Determine which lines of the records include the word "text", and copy them.

Stored items
- - -

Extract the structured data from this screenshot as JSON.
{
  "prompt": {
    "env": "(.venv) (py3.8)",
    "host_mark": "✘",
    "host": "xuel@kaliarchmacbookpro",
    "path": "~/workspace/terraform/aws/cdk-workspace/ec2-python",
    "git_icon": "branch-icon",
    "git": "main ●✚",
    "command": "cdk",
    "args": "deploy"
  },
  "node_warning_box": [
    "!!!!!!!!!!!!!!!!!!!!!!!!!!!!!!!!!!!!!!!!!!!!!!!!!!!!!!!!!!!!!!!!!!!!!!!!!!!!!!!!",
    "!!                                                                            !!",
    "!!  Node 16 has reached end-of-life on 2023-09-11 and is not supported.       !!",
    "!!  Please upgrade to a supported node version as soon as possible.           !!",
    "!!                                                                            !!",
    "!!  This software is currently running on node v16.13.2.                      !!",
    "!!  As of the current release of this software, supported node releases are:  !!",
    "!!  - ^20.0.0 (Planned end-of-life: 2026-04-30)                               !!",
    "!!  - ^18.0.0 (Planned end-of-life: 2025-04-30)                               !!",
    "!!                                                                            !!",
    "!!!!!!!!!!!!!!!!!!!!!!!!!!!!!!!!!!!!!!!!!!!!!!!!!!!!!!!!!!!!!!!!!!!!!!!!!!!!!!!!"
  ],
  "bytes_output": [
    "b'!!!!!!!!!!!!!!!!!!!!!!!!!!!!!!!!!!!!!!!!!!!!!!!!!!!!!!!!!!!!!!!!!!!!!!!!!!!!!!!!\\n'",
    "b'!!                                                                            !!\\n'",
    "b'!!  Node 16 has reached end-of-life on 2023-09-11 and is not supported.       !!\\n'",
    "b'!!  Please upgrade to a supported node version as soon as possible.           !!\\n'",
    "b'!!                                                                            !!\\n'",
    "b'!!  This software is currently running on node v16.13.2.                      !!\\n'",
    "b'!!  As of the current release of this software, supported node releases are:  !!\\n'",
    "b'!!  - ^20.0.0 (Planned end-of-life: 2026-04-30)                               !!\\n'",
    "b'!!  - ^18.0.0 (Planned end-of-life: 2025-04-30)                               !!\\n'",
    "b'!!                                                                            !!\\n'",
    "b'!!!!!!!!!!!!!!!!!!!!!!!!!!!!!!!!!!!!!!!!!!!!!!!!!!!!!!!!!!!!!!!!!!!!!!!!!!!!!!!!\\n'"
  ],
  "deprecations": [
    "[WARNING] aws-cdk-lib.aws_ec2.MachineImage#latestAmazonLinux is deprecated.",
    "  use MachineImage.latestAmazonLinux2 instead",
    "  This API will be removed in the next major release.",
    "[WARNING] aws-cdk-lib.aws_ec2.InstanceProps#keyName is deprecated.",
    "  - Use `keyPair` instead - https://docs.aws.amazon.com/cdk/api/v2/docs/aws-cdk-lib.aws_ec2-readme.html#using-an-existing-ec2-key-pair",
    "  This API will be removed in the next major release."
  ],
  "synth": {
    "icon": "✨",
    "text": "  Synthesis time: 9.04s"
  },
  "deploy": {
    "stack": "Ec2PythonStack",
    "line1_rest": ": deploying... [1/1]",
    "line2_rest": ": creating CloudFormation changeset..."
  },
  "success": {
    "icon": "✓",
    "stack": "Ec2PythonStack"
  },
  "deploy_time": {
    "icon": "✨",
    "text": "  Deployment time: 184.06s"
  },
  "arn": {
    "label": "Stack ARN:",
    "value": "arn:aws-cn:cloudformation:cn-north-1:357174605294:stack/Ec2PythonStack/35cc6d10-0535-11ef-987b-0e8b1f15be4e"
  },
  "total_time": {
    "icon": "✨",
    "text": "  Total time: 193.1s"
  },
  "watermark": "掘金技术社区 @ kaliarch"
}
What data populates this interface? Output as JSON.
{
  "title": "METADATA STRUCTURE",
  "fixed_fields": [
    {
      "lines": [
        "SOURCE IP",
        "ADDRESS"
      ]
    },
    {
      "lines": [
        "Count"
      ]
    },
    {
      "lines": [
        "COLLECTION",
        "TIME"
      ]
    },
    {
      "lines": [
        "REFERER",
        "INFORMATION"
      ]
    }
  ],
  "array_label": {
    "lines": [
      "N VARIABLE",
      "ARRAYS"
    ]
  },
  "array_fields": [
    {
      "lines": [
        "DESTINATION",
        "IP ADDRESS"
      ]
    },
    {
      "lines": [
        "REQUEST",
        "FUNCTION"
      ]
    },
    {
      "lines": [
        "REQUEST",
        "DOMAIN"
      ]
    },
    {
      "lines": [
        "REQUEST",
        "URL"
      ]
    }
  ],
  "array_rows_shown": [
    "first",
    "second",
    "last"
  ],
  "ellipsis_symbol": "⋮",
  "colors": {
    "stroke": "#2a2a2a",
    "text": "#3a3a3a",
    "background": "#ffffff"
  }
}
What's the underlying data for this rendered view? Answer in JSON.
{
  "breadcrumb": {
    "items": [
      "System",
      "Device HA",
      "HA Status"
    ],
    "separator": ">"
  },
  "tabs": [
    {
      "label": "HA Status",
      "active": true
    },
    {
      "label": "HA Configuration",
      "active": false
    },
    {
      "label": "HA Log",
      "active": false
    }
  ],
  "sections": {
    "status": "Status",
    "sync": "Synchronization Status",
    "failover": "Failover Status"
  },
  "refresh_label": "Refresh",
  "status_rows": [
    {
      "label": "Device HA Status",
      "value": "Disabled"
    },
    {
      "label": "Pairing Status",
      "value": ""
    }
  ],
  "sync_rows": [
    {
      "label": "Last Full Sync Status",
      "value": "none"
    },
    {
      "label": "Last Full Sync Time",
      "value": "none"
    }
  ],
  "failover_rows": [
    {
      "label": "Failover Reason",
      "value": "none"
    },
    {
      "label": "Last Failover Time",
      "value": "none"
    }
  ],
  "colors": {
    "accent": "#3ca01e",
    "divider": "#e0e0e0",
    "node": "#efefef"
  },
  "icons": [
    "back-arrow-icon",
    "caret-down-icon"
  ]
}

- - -

■ **Answer to this task**:
    "text": "  Synthesis time: 9.04s"
    "text": "  Deployment time: 184.06s"
    "text": "  Total time: 193.1s"
    "text": "#3a3a3a",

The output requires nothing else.